Throughout the material below, count the lines that include the string "Standard", then report only the resulting number.

---*---

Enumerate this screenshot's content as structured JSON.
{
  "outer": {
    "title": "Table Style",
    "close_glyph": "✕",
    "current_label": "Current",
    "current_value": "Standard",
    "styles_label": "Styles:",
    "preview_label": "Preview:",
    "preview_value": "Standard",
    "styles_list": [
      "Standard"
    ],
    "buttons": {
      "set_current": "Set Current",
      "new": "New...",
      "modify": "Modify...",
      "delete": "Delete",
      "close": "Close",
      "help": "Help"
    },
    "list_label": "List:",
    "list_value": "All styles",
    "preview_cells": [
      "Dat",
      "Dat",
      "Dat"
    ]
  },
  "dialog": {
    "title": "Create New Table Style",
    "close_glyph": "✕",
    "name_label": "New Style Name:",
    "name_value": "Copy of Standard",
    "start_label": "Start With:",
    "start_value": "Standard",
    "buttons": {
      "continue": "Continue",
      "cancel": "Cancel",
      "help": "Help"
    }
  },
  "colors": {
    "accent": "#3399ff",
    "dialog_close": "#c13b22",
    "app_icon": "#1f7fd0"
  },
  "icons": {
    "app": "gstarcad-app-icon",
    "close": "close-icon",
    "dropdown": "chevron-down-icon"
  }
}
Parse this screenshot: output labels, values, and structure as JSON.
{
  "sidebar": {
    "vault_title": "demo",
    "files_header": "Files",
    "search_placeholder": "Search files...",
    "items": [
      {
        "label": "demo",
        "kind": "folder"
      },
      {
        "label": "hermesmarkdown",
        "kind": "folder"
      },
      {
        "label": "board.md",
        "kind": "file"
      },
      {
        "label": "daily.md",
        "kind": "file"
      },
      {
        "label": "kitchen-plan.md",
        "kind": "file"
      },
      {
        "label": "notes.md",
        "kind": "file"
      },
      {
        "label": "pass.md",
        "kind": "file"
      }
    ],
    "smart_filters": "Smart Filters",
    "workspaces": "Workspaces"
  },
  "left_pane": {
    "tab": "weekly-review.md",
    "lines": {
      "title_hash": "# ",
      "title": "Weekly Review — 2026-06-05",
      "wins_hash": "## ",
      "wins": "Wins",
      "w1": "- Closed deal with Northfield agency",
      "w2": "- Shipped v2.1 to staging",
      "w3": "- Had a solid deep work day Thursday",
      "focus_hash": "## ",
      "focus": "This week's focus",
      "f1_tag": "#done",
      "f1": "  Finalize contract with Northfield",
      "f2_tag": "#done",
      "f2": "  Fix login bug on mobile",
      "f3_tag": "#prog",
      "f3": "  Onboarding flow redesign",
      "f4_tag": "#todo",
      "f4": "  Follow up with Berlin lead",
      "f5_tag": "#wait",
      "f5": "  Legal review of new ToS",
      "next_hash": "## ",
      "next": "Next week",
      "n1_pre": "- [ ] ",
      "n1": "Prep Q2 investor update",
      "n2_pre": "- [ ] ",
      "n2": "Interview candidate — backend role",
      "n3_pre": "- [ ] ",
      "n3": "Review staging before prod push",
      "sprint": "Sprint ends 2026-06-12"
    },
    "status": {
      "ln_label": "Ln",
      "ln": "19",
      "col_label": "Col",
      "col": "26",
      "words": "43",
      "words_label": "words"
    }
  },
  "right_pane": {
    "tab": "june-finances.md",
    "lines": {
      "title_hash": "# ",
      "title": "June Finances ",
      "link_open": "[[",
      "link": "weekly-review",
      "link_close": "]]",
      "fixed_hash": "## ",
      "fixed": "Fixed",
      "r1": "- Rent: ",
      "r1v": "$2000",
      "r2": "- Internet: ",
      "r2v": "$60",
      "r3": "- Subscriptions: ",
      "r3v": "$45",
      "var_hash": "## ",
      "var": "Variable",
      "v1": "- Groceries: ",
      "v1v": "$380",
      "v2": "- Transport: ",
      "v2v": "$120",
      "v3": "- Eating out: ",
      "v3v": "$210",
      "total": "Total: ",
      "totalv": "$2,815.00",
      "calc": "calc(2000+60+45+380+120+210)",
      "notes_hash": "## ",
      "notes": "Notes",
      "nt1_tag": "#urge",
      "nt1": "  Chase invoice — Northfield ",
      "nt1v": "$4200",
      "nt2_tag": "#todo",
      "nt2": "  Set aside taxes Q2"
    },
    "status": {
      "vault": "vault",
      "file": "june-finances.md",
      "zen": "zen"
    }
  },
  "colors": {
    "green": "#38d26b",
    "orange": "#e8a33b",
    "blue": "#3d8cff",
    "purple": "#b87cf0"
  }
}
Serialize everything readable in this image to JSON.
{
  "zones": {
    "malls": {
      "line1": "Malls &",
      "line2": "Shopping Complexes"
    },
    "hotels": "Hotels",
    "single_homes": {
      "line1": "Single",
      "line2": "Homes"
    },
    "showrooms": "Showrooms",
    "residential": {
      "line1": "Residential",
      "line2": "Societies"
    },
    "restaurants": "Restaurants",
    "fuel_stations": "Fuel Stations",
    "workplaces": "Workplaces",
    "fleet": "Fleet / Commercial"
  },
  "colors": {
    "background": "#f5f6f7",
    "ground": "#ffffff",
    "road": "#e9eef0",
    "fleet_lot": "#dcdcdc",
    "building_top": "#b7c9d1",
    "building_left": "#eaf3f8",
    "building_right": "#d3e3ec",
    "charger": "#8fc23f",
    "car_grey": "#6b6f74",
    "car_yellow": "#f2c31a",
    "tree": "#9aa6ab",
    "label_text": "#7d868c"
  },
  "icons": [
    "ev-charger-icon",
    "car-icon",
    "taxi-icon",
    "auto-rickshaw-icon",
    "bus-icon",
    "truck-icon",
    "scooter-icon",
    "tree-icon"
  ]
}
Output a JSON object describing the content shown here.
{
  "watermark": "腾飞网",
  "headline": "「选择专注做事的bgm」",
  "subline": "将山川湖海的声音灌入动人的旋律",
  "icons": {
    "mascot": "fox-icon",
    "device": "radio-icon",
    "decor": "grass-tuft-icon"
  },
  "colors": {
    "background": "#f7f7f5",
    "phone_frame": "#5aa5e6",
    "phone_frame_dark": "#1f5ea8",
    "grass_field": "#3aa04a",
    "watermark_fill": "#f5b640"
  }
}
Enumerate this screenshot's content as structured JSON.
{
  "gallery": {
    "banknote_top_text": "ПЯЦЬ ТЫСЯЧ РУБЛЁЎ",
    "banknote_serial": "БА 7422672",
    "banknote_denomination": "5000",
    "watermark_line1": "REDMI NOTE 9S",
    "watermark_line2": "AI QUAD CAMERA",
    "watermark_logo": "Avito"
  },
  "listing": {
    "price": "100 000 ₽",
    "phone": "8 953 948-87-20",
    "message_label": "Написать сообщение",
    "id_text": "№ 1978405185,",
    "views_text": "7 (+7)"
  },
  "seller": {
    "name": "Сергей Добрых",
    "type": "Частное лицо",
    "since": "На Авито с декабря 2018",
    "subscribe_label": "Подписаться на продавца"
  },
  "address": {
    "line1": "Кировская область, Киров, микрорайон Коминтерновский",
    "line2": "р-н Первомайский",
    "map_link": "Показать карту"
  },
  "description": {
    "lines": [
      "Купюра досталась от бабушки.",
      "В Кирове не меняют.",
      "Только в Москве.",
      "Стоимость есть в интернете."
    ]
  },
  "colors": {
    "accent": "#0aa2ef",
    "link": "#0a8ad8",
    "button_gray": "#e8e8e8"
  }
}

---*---

— Result for this task —
5